Chapter 12. It Takes Courage and Strength of Character to Be a Culture Leader
It was ten o'clock on a Friday night at the end of Corey's first full month in the CEO's office. Still shaken from the board meeting the night before, he stood at his window, looking at the city lights below. He'd known he had the votes to sustain his decision to sell the Desert Plum Casino, but he had never expected the meeting to be so contentious or the vote to be so close. Darby O'Keefe, who had been the most vocal proponent of getting into the casino business in the first place, made no bones of the fact that he thought Corey's emphasis on corporate culture was a waste of time and that his one and only responsibility was maximizing return to the shareholders. That was no surprise to Corey; what was a surprise was that O'Keefe had the support of a significant minority of board members.
Corey had been on the road almost nonstop since becoming CEO. He'd spoken with hundreds of Owatt employees, taking copious notes. And he felt like he had been beaten up pretty badly. He knew the previous CEO was not exactly a people-person but was still shocked at the level of antagonism and ill will he had created. "I should have insisted on combat pay when I negotiated for this job," he said to himself with a laugh.

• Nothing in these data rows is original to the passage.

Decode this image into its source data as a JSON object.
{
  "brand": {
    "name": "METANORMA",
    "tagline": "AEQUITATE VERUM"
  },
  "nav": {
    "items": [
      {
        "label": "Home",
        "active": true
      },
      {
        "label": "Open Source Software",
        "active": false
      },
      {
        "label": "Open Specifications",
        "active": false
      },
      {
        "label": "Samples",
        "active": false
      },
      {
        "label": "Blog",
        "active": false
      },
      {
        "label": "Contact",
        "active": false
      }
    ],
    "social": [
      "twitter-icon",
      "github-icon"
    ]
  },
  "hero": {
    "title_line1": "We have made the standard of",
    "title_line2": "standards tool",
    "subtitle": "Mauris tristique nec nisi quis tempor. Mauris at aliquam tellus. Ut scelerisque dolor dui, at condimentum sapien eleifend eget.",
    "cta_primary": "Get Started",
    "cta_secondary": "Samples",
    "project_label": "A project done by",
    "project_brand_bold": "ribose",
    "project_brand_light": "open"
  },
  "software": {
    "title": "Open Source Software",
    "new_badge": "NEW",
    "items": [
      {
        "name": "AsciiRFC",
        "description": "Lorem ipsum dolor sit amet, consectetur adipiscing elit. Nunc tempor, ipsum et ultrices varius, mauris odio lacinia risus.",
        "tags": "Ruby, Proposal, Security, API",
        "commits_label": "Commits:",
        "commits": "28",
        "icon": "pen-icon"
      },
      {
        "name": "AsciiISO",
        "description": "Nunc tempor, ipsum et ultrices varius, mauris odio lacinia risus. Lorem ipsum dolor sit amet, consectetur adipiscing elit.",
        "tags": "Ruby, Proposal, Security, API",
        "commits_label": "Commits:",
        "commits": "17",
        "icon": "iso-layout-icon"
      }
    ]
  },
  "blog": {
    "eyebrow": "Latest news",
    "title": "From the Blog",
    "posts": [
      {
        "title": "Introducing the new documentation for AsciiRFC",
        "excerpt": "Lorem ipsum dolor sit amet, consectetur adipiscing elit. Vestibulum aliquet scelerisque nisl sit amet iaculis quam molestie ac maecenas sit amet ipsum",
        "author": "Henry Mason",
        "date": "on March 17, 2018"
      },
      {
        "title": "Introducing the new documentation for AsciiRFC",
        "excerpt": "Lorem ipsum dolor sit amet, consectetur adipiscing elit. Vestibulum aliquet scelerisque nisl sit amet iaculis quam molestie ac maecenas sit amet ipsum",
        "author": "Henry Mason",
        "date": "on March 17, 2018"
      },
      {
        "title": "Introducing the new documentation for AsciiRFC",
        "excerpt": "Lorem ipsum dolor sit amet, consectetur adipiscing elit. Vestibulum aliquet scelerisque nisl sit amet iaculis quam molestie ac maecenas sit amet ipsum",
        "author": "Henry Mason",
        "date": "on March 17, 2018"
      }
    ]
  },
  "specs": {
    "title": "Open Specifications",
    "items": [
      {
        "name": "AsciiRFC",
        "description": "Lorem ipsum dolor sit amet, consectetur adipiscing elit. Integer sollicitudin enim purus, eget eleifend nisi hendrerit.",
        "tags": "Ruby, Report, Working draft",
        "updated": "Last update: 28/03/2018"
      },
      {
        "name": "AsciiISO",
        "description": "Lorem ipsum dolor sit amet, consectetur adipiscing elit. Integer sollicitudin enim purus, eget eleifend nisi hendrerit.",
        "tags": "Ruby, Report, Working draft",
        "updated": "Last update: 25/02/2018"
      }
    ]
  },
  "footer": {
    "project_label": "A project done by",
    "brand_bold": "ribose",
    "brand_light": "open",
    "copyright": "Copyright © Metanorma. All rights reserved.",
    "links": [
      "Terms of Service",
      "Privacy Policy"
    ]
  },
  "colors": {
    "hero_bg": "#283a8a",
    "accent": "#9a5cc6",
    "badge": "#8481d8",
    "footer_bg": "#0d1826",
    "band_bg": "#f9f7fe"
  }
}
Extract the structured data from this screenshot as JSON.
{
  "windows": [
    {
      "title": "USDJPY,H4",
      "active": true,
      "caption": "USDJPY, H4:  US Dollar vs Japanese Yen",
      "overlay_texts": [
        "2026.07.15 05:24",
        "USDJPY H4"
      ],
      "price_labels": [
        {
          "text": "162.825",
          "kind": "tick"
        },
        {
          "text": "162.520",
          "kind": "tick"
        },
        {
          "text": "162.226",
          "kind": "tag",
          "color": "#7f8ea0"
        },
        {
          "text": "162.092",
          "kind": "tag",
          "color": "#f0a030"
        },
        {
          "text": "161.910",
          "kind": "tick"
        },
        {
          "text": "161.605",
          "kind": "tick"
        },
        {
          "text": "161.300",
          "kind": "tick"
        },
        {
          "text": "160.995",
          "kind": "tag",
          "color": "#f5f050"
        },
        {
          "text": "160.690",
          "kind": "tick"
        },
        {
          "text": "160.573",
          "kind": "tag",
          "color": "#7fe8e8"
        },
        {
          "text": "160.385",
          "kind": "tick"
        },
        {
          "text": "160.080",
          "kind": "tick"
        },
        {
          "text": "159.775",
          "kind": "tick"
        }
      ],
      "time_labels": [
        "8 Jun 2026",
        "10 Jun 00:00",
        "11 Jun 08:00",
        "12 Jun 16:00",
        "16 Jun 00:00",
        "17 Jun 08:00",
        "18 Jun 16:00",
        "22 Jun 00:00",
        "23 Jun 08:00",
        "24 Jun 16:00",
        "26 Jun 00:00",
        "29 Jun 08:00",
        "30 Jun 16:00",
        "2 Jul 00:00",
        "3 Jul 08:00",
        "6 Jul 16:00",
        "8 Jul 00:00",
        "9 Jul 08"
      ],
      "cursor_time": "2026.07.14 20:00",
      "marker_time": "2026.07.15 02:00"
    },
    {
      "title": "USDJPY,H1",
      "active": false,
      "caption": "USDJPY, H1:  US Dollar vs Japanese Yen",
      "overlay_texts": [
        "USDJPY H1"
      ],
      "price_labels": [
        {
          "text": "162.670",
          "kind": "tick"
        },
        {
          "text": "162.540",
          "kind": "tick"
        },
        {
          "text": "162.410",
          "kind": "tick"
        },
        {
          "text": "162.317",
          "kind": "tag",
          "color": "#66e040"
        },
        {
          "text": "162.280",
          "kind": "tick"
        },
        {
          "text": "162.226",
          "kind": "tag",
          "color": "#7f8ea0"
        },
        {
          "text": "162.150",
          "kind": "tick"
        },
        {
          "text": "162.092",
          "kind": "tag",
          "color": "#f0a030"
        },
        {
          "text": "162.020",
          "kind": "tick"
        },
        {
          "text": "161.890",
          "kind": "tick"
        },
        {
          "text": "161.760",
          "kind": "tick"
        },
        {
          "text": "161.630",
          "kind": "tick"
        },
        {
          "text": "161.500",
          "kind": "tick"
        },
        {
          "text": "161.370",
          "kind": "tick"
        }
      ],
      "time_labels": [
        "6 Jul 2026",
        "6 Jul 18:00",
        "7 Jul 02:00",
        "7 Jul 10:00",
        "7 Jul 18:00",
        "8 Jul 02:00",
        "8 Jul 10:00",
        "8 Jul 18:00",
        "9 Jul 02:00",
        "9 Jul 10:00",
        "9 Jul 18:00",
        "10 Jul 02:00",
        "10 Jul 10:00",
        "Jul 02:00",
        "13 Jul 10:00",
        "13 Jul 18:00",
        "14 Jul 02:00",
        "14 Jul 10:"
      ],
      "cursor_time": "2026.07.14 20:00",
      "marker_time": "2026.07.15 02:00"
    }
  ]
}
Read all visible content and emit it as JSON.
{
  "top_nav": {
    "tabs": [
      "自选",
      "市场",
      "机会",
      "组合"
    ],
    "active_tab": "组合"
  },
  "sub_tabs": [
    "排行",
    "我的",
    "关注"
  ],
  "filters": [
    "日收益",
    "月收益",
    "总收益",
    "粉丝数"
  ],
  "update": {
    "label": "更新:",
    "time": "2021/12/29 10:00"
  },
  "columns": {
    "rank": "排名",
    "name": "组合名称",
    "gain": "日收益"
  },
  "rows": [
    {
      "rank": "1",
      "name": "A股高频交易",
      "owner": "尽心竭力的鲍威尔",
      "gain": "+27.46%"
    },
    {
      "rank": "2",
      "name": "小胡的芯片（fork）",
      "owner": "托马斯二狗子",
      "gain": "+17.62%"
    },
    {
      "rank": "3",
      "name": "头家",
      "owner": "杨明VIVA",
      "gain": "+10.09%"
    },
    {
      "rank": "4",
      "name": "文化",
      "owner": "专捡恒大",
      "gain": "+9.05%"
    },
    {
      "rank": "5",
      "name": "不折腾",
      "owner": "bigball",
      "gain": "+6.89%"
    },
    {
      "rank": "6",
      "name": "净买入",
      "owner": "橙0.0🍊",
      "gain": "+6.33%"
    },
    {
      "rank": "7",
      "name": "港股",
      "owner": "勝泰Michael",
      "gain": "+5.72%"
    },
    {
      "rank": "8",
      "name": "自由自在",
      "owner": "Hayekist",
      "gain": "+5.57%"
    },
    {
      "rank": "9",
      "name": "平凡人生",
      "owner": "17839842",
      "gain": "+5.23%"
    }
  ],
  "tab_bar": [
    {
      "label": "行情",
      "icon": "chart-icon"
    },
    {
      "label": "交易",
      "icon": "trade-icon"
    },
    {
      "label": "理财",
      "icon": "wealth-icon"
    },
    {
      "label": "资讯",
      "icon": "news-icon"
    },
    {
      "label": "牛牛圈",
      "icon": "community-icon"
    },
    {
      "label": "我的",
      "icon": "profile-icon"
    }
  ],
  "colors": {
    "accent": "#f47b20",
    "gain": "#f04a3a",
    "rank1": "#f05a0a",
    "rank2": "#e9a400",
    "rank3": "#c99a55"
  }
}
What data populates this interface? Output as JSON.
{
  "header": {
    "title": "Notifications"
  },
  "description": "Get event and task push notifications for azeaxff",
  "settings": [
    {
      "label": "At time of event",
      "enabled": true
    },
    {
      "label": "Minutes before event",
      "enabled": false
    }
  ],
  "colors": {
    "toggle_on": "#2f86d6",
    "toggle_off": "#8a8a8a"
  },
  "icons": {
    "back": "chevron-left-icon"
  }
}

"At least you've kept your sense of humor. The day you can no longer laugh at your troubles is the day that you really are in trouble." Corey turned around with a start and was astonished to see Walt Disney ...